Dataset items:
•••••

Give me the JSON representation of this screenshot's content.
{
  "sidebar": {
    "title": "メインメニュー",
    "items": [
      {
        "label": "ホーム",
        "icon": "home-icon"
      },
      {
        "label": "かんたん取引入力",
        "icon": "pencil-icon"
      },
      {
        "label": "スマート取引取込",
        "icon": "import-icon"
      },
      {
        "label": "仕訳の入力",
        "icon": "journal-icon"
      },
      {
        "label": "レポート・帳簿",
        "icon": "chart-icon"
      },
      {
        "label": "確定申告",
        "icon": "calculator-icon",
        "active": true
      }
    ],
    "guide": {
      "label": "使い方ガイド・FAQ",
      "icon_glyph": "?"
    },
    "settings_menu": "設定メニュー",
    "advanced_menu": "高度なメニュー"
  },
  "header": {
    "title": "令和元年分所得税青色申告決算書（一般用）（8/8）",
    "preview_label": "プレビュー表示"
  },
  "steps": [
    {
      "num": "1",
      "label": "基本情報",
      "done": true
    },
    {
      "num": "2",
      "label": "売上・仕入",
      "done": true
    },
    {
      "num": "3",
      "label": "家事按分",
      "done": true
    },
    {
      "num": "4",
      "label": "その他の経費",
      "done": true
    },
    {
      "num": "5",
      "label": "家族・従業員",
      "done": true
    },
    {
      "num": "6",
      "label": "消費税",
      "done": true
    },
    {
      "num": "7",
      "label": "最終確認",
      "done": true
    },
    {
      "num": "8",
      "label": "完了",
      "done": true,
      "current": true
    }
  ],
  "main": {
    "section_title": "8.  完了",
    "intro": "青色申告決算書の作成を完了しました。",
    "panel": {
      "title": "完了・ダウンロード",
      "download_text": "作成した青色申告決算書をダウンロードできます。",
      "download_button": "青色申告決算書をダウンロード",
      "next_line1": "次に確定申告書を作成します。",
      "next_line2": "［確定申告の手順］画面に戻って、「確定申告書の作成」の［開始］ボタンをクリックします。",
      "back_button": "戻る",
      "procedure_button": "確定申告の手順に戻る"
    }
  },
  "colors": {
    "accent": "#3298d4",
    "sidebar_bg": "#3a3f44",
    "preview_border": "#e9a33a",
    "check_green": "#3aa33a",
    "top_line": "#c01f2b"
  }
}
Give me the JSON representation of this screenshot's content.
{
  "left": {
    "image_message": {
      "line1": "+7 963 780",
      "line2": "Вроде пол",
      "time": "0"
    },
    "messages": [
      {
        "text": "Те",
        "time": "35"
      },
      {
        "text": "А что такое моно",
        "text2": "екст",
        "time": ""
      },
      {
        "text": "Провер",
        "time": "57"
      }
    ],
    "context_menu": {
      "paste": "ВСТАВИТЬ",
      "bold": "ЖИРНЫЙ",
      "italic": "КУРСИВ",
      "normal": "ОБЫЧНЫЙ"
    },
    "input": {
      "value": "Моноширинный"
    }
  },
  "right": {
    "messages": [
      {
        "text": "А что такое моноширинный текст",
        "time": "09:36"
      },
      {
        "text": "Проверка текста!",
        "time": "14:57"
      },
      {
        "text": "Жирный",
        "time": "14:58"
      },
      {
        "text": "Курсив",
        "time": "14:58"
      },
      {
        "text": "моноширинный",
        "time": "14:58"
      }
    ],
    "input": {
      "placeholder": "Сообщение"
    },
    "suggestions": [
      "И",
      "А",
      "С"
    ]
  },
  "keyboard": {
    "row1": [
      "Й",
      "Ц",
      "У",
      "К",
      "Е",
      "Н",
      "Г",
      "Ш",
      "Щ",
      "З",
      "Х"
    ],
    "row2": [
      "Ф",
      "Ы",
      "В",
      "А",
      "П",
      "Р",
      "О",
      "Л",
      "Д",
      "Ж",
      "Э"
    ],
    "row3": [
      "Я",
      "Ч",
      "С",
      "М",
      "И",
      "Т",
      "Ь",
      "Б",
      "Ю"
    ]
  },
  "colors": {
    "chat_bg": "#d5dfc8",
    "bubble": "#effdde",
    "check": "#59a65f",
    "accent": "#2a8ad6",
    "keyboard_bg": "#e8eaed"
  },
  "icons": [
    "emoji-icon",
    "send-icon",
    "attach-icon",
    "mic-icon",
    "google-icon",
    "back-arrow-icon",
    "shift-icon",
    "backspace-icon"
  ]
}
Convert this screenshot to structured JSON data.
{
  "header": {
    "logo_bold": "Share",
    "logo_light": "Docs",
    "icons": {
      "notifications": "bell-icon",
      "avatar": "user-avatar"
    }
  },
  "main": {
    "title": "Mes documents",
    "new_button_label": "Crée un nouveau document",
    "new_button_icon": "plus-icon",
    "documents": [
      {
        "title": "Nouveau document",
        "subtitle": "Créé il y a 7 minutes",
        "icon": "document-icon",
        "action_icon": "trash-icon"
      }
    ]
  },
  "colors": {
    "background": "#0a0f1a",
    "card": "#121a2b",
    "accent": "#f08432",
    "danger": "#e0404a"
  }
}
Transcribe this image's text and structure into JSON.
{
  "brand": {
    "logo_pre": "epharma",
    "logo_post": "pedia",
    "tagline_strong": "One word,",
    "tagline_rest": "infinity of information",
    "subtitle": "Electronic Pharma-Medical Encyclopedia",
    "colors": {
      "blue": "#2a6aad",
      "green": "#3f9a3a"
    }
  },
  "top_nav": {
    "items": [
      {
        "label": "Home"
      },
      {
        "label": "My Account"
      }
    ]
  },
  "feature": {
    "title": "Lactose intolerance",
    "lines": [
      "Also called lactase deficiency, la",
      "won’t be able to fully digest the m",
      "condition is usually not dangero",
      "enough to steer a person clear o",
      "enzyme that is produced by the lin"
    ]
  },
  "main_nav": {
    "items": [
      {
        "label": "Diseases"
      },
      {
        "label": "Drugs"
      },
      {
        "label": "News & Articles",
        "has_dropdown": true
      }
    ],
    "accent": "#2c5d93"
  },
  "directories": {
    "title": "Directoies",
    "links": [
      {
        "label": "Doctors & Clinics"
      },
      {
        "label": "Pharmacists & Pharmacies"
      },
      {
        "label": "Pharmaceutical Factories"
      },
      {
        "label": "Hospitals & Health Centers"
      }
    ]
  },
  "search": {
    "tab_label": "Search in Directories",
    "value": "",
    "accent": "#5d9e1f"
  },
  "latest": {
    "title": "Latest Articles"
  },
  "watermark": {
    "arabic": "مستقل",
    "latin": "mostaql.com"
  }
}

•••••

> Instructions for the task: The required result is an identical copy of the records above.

> Answer to this task:
Give me the JSON representation of this screenshot's content.
{
  "sidebar": {
    "title": "メインメニュー",
    "items": [
      {
        "label": "ホーム",
        "icon": "home-icon"
      },
      {
        "label": "かんたん取引入力",
        "icon": "pencil-icon"
      },
      {
        "label": "スマート取引取込",
        "icon": "import-icon"
      },
      {
        "label": "仕訳の入力",
        "icon": "journal-icon"
      },
      {
        "label": "レポート・帳簿",
        "icon": "chart-icon"
      },
      {
        "label": "確定申告",
        "icon": "calculator-icon",
        "active": true
      }
    ],
    "guide": {
      "label": "使い方ガイド・FAQ",
      "icon_glyph": "?"
    },
    "settings_menu": "設定メニュー",
    "advanced_menu": "高度なメニュー"
  },
  "header": {
    "title": "令和元年分所得税青色申告決算書（一般用）（8/8）",
    "preview_label": "プレビュー表示"
  },
  "steps": [
    {
      "num": "1",
      "label": "基本情報",
      "done": true
    },
    {
      "num": "2",
      "label": "売上・仕入",
      "done": true
    },
    {
      "num": "3",
      "label": "家事按分",
      "done": true
    },
    {
      "num": "4",
      "label": "その他の経費",
      "done": true
    },
    {
      "num": "5",
      "label": "家族・従業員",
      "done": true
    },
    {
      "num": "6",
      "label": "消費税",
      "done": true
    },
    {
      "num": "7",
      "label": "最終確認",
      "done": true
    },
    {
      "num": "8",
      "label": "完了",
      "done": true,
      "current": true
    }
  ],
  "main": {
    "section_title": "8.  完了",
    "intro": "青色申告決算書の作成を完了しました。",
    "panel": {
      "title": "完了・ダウンロード",
      "download_text": "作成した青色申告決算書をダウンロードできます。",
      "download_button": "青色申告決算書をダウンロード",
      "next_line1": "次に確定申告書を作成します。",
      "next_line2": "［確定申告の手順］画面に戻って、「確定申告書の作成」の［開始］ボタンをクリックします。",
      "back_button": "戻る",
      "procedure_button": "確定申告の手順に戻る"
    }
  },
  "colors": {
    "accent": "#3298d4",
    "sidebar_bg": "#3a3f44",
    "preview_border": "#e9a33a",
    "check_green": "#3aa33a",
    "top_line": "#c01f2b"
  }
}
Give me the JSON representation of this screenshot's content.
{
  "left": {
    "image_message": {
      "line1": "+7 963 780",
      "line2": "Вроде пол",
      "time": "0"
    },
    "messages": [
      {
        "text": "Те",
        "time": "35"
      },
      {
        "text": "А что такое моно",
        "text2": "екст",
        "time": ""
      },
      {
        "text": "Провер",
        "time": "57"
      }
    ],
    "context_menu": {
      "paste": "ВСТАВИТЬ",
      "bold": "ЖИРНЫЙ",
      "italic": "КУРСИВ",
      "normal": "ОБЫЧНЫЙ"
    },
    "input": {
      "value": "Моноширинный"
    }
  },
  "right": {
    "messages": [
      {
        "text": "А что такое моноширинный текст",
        "time": "09:36"
      },
      {
        "text": "Проверка текста!",
        "time": "14:57"
      },
      {
        "text": "Жирный",
        "time": "14:58"
      },
      {
        "text": "Курсив",
        "time": "14:58"
      },
      {
        "text": "моноширинный",
        "time": "14:58"
      }
    ],
    "input": {
      "placeholder": "Сообщение"
    },
    "suggestions": [
      "И",
      "А",
      "С"
    ]
  },
  "keyboard": {
    "row1": [
      "Й",
      "Ц",
      "У",
      "К",
      "Е",
      "Н",
      "Г",
      "Ш",
      "Щ",
      "З",
      "Х"
    ],
    "row2": [
      "Ф",
      "Ы",
      "В",
      "А",
      "П",
      "Р",
      "О",
      "Л",
      "Д",
      "Ж",
      "Э"
    ],
    "row3": [
      "Я",
      "Ч",
      "С",
      "М",
      "И",
      "Т",
      "Ь",
      "Б",
      "Ю"
    ]
  },
  "colors": {
    "chat_bg": "#d5dfc8",
    "bubble": "#effdde",
    "check": "#59a65f",
    "accent": "#2a8ad6",
    "keyboard_bg": "#e8eaed"
  },
  "icons": [
    "emoji-icon",
    "send-icon",
    "attach-icon",
    "mic-icon",
    "google-icon",
    "back-arrow-icon",
    "shift-icon",
    "backspace-icon"
  ]
}
Convert this screenshot to structured JSON data.
{
  "header": {
    "logo_bold": "Share",
    "logo_light": "Docs",
    "icons": {
      "notifications": "bell-icon",
      "avatar": "user-avatar"
    }
  },
  "main": {
    "title": "Mes documents",
    "new_button_label": "Crée un nouveau document",
    "new_button_icon": "plus-icon",
    "documents": [
      {
        "title": "Nouveau document",
        "subtitle": "Créé il y a 7 minutes",
        "icon": "document-icon",
        "action_icon": "trash-icon"
      }
    ]
  },
  "colors": {
    "background": "#0a0f1a",
    "card": "#121a2b",
    "accent": "#f08432",
    "danger": "#e0404a"
  }
}
Transcribe this image's text and structure into JSON.
{
  "brand": {
    "logo_pre": "epharma",
    "logo_post": "pedia",
    "tagline_strong": "One word,",
    "tagline_rest": "infinity of information",
    "subtitle": "Electronic Pharma-Medical Encyclopedia",
    "colors": {
      "blue": "#2a6aad",
      "green": "#3f9a3a"
    }
  },
  "top_nav": {
    "items": [
      {
        "label": "Home"
      },
      {
        "label": "My Account"
      }
    ]
  },
  "feature": {
    "title": "Lactose intolerance",
    "lines": [
      "Also called lactase deficiency, la",
      "won’t be able to fully digest the m",
      "condition is usually not dangero",
      "enough to steer a person clear o",
      "enzyme that is produced by the lin"
    ]
  },
  "main_nav": {
    "items": [
      {
        "label": "Diseases"
      },
      {
        "label": "Drugs"
      },
      {
        "label": "News & Articles",
        "has_dropdown": true
      }
    ],
    "accent": "#2c5d93"
  },
  "directories": {
    "title": "Directoies",
    "links": [
      {
        "label": "Doctors & Clinics"
      },
      {
        "label": "Pharmacists & Pharmacies"
      },
      {
        "label": "Pharmaceutical Factories"
      },
      {
        "label": "Hospitals & Health Centers"
      }
    ]
  },
  "search": {
    "tab_label": "Search in Directories",
    "value": "",
    "accent": "#5d9e1f"
  },
  "latest": {
    "title": "Latest Articles"
  },
  "watermark": {
    "arabic": "مستقل",
    "latin": "mostaql.com"
  }
}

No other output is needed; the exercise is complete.